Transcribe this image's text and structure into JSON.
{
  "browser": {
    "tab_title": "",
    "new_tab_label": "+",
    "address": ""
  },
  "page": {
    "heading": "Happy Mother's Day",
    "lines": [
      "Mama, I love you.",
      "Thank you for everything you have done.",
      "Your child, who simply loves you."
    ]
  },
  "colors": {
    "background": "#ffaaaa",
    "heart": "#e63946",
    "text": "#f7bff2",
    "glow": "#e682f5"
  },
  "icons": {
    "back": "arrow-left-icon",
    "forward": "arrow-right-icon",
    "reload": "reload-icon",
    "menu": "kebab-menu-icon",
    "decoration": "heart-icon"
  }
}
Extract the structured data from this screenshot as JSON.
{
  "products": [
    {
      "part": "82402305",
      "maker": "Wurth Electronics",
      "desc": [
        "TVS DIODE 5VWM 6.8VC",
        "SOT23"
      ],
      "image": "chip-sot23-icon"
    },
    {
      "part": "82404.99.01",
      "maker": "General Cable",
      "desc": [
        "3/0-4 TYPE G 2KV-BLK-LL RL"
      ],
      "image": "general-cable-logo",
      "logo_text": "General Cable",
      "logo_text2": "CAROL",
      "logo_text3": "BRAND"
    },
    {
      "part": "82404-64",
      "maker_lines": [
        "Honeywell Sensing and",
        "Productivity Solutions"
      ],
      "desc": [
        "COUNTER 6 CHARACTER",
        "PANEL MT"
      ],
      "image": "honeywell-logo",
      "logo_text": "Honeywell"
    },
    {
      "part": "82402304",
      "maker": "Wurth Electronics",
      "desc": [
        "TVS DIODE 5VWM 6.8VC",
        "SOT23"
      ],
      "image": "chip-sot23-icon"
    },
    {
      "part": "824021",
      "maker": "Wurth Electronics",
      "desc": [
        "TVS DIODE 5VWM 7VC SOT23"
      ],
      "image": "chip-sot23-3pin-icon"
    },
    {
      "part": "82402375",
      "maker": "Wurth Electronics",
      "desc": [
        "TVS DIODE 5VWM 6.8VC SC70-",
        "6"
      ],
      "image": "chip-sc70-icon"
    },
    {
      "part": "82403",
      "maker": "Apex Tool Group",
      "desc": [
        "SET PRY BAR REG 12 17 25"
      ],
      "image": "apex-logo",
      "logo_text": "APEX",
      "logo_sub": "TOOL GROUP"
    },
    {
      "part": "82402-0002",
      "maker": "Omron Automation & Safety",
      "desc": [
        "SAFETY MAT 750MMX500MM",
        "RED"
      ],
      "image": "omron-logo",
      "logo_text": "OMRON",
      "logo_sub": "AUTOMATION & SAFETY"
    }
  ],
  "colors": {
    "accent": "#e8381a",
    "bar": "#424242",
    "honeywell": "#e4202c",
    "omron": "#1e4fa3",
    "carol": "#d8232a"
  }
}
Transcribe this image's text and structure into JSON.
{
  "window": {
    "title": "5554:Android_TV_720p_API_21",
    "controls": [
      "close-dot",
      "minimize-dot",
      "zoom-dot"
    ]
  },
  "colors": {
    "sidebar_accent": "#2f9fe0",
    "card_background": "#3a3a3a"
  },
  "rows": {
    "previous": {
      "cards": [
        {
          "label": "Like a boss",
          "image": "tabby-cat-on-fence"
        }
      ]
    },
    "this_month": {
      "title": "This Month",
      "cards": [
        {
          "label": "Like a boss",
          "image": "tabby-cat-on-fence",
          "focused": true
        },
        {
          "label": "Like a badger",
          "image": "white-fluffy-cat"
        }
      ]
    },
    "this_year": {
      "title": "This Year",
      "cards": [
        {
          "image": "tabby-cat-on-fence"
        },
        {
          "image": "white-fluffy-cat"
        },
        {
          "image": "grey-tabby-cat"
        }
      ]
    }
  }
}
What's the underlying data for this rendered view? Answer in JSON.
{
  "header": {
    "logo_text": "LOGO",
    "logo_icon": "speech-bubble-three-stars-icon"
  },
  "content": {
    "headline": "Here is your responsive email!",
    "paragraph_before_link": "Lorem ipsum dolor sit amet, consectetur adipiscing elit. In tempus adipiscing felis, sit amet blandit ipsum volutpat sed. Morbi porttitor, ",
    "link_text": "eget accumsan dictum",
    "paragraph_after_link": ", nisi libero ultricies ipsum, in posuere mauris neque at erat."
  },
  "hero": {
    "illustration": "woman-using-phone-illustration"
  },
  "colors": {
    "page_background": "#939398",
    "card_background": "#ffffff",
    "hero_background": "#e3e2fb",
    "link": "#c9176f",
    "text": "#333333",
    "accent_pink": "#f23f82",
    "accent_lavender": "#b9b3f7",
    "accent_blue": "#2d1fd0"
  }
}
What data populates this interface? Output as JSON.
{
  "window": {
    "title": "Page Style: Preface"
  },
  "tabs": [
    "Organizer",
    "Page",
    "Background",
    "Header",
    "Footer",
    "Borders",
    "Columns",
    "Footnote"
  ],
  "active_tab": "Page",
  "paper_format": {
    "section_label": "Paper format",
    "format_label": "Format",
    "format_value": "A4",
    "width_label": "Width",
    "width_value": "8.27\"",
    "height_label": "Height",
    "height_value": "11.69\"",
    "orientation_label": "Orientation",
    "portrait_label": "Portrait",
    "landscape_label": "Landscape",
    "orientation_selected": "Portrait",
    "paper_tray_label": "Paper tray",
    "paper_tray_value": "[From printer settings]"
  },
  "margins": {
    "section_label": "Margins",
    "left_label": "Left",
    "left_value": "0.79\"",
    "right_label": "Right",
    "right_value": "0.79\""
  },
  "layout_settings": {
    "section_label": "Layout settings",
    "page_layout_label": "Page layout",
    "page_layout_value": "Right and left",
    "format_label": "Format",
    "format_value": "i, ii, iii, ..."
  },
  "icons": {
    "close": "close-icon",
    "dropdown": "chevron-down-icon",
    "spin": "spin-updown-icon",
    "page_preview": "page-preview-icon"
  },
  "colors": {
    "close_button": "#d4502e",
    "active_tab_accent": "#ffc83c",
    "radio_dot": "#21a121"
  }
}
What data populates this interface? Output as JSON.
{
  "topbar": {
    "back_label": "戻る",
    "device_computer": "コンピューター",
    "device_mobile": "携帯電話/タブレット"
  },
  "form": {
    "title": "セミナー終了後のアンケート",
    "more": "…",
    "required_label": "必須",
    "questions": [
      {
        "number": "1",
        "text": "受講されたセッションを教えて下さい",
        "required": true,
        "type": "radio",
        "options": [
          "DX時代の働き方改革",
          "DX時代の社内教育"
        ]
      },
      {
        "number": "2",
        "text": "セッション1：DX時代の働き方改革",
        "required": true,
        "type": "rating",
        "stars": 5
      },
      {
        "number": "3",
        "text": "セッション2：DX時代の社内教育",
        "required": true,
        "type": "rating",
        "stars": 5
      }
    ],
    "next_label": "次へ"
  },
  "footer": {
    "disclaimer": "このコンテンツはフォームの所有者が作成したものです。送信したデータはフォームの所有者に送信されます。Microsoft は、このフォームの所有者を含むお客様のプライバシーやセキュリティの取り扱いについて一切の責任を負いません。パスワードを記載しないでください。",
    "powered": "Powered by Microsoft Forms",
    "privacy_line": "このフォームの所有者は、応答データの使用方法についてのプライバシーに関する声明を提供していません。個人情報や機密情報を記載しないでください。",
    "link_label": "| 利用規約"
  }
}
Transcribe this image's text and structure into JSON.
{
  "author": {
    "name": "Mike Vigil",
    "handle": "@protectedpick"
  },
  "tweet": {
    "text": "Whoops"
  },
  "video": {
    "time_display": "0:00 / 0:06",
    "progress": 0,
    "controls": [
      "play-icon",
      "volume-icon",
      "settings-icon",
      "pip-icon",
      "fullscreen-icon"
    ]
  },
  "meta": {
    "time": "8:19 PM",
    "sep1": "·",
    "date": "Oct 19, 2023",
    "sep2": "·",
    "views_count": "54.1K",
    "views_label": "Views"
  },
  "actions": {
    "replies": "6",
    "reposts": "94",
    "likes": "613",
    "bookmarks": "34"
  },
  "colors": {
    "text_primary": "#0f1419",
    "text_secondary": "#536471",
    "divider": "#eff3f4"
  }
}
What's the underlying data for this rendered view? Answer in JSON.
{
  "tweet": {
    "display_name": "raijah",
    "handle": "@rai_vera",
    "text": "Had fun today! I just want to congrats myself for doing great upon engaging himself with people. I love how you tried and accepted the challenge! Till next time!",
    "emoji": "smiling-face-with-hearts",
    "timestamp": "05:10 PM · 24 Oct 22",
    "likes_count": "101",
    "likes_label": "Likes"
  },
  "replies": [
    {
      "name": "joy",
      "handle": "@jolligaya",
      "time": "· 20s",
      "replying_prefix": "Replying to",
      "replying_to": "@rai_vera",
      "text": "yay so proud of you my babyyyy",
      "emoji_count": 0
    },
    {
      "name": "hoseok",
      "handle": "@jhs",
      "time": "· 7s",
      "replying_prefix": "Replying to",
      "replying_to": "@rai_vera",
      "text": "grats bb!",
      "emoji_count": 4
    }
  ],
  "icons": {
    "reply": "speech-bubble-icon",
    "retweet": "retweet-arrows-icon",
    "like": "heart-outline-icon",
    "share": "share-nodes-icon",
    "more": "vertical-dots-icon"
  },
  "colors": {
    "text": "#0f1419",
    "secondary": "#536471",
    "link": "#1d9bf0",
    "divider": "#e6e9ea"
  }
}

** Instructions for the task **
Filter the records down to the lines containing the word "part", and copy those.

** Output below **
      "part": "82402305",
      "part": "82404.99.01",
      "part": "82404-64",
      "part": "82402304",
      "part": "824021",
      "part": "82402375",
      "part": "82403",
      "part": "82402-0002",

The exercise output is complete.